Free Travel For Teachers From Hilton

I saw something from Hilton today that intrigued me.  It’s not for everyone, in fact it’s targeted just towards teachers.  But, since my wife has been a teacher for a decade it struck my eye.

They’re giving 15 teachers a trip to anywhere they desire along with $2500 spending cash.

Travel For


If you’re a teacher, all you need to do is prepare an essay about where you want to go and why.  They’re also giving away some scholarships and Hilton gift cards.

Teachers don’t get nearly enough credit for the jobs they do.  Lots of thankless days, for the most part under paid.  Someone taking the time to recognize their efforts gets a gold star in my book.

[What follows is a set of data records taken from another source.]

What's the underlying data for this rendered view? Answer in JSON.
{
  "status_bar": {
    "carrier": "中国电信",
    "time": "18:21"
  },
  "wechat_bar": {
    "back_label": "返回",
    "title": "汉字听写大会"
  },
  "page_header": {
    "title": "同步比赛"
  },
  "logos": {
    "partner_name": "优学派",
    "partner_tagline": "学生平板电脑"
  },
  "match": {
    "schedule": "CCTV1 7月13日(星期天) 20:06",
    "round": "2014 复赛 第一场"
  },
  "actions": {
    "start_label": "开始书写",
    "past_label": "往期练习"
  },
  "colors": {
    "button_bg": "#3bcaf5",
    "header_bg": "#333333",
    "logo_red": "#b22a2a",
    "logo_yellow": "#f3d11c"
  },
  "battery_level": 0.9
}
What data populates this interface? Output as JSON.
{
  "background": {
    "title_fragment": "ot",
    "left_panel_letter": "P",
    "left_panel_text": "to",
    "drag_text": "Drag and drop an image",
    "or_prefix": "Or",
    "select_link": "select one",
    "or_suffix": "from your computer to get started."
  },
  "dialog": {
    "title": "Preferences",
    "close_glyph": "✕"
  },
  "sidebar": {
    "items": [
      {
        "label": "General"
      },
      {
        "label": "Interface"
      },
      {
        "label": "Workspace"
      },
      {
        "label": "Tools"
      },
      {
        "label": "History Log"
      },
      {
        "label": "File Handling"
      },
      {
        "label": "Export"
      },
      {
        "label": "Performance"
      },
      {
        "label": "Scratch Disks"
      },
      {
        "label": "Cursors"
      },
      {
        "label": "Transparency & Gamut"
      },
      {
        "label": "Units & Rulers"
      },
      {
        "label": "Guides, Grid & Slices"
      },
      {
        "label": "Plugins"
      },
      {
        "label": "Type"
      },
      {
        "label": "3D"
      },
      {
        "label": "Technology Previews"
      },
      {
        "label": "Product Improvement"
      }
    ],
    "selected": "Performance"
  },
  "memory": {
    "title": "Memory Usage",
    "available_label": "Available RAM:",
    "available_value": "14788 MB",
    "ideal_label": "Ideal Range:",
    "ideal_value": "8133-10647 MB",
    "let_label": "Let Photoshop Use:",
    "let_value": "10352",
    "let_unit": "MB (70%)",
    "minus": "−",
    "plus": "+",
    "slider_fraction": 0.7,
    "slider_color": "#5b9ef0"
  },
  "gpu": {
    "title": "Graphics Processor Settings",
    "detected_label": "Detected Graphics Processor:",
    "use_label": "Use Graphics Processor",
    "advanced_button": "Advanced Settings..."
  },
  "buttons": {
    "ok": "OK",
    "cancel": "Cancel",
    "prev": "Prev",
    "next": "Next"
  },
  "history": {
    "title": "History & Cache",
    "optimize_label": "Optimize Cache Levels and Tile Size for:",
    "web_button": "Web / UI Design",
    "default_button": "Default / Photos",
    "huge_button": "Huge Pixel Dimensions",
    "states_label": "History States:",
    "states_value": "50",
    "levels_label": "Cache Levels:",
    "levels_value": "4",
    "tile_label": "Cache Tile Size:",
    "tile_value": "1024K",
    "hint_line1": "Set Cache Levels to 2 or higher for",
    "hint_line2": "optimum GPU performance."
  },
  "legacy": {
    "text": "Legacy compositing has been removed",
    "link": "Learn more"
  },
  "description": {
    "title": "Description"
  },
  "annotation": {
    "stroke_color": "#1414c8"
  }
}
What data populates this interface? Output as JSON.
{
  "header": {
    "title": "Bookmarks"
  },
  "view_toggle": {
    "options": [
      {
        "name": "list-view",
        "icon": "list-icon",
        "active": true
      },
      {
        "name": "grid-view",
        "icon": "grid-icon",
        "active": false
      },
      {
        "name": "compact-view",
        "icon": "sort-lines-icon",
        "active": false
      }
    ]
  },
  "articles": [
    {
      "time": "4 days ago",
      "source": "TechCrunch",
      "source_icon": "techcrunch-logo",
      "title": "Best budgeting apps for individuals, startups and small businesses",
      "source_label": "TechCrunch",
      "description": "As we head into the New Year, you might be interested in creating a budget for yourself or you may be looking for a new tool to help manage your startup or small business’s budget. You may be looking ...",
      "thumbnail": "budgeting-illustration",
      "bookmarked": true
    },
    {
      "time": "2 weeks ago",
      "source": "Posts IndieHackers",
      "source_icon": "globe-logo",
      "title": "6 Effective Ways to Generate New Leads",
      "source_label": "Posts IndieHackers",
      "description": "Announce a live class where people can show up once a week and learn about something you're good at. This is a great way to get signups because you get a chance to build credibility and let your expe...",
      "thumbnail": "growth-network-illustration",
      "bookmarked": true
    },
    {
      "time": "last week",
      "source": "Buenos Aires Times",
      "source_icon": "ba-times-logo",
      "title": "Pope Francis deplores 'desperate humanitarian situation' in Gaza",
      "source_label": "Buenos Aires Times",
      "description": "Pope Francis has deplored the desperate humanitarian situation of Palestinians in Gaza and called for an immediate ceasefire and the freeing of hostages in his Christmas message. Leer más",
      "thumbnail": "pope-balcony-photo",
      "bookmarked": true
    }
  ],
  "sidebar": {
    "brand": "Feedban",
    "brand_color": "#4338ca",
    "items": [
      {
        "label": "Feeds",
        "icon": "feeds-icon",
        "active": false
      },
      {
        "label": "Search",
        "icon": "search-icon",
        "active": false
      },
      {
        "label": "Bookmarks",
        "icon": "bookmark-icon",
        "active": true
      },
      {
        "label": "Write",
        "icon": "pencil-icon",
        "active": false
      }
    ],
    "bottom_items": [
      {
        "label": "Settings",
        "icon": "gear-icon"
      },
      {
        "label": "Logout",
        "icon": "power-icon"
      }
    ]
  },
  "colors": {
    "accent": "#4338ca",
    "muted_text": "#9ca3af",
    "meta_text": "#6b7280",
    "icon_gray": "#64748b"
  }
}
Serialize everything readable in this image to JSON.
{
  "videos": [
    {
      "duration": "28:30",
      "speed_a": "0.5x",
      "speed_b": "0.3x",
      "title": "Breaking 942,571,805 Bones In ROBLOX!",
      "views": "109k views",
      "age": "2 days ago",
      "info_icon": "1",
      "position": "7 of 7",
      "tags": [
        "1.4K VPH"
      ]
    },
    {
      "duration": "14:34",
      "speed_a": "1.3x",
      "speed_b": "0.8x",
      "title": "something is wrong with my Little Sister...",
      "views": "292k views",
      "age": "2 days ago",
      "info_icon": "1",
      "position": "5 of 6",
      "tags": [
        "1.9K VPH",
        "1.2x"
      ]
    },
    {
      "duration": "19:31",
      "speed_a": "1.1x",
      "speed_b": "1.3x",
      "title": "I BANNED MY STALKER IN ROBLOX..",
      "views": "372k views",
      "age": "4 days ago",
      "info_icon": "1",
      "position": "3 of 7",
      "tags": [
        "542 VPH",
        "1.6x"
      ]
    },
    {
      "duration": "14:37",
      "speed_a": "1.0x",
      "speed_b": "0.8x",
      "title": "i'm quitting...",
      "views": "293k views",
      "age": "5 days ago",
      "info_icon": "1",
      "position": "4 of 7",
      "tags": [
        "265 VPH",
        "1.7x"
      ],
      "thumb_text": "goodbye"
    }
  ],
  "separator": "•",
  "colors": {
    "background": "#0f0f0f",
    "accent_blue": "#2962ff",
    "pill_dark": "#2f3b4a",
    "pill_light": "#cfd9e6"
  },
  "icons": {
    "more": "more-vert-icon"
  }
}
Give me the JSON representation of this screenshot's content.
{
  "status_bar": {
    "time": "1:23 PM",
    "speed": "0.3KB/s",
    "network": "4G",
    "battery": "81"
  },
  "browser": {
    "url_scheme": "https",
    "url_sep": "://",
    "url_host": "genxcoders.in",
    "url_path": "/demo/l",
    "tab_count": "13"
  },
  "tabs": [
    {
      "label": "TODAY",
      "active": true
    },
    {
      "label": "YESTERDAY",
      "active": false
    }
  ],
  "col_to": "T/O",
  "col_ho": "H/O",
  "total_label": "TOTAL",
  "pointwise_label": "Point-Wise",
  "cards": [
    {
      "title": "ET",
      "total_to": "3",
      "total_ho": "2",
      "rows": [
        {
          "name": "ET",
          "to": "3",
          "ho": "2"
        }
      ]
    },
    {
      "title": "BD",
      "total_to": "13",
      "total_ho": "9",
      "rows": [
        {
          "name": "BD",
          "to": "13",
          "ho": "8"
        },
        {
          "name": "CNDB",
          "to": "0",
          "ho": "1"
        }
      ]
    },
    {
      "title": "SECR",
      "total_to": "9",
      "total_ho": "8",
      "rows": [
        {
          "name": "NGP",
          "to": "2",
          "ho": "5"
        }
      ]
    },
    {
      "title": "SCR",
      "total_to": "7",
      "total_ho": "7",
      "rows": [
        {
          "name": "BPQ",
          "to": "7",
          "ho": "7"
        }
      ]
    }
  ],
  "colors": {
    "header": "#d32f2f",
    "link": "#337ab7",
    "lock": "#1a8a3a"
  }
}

  1. “Teachers don’t get nearly enough credit for the jobs they do. Lots of thankless days, for the most part under paid.”

    It’s not obvious that teachers are actually underpaid, by any objective metric.

    According to the Bureau of Labor Statistics, Elementary and Secondary school teachers earn an average wage of $38.39 per hour — and that figure excludes the value of generous benefits. That’s 31% higher than the average hourly wage of an accountant and 67% higher than a paralegal. (The BLS data accounts for work done by teachers at home to prepare lesson plans, grade, etc.)

    Public school teacher pensions, retiree health care and vacation time are a lot more generous than the private sector. Average benefits packages are worth about twice private sector levels. The average teacher makes ~ $55,000 in annual salary AND ANOTHER $55,000 in present and future benefits.

    Teachers who leave for other jobs take a paycut. The market values their skills at a lower price than they receive as teachers. That’s one reason why teachers don’t leave (attrition after the first few years is very low). Teacher behavior suggests they don’t actually believe they’re underpaid relative to their alternatives.

  2. Sadly this is one of those “vote for me” voting sweepstakes contests, where the quality of the entry doesn’t get you into the judging round, but who can get the most people to vote for them. Unless you want to play the game of “everybody vote for me every day with all the email addresses you can think of”, you will never be one of the winners. As a teacher, I’d be interested in a true contest based on quality of entry, but not this.

    1. srdshelly, you’re right that there is a “vote” element here, along with the panel of judges. Unclear how much each will play in determining the final winners.

  3. @Gary Leff, of course teachers who leave for other jobs would logically take a pay cut. They would thus be leaving jobs for which they put in years of preparation and meet specific qualifications in order to take a position that is not specific to their training and experience. I do think more teachers should travel more, and I thank you for your website, which is full of ideas that make it feasible for teachers like me to travel. I’m off to Europe for spring break on United miles!

  4. (And to be clear, I am not saying there aren’t underpaid teachers — underpaid relative to the value they create, underpaid relative to what they would earn doing other things — just that on the whole the general class of Elementary and Secondary school teachers aren’t underpaid by any reasonable metric of comparison.)

    1. Gary, I’m absolutely biased on the subject, but the hourly rates you quote come nowhere near the hourly rate my wife earned as a teacher in a county that pays their teachers higher than the average salary for teachers. Even if I just take the number of hours that school is actually in session her hourly rate never approached the BLS average even though she possessed a Masters degree and was at the higher end of the pay scale in the county. We’re I to fold in any amount of hours for lesson prep, mandatory training not included in the base hours BLS calculates and parent conferences, the hourly rate plummets to something that’s embarrassing. But, like I said, I’m very biased.

Leave a Reply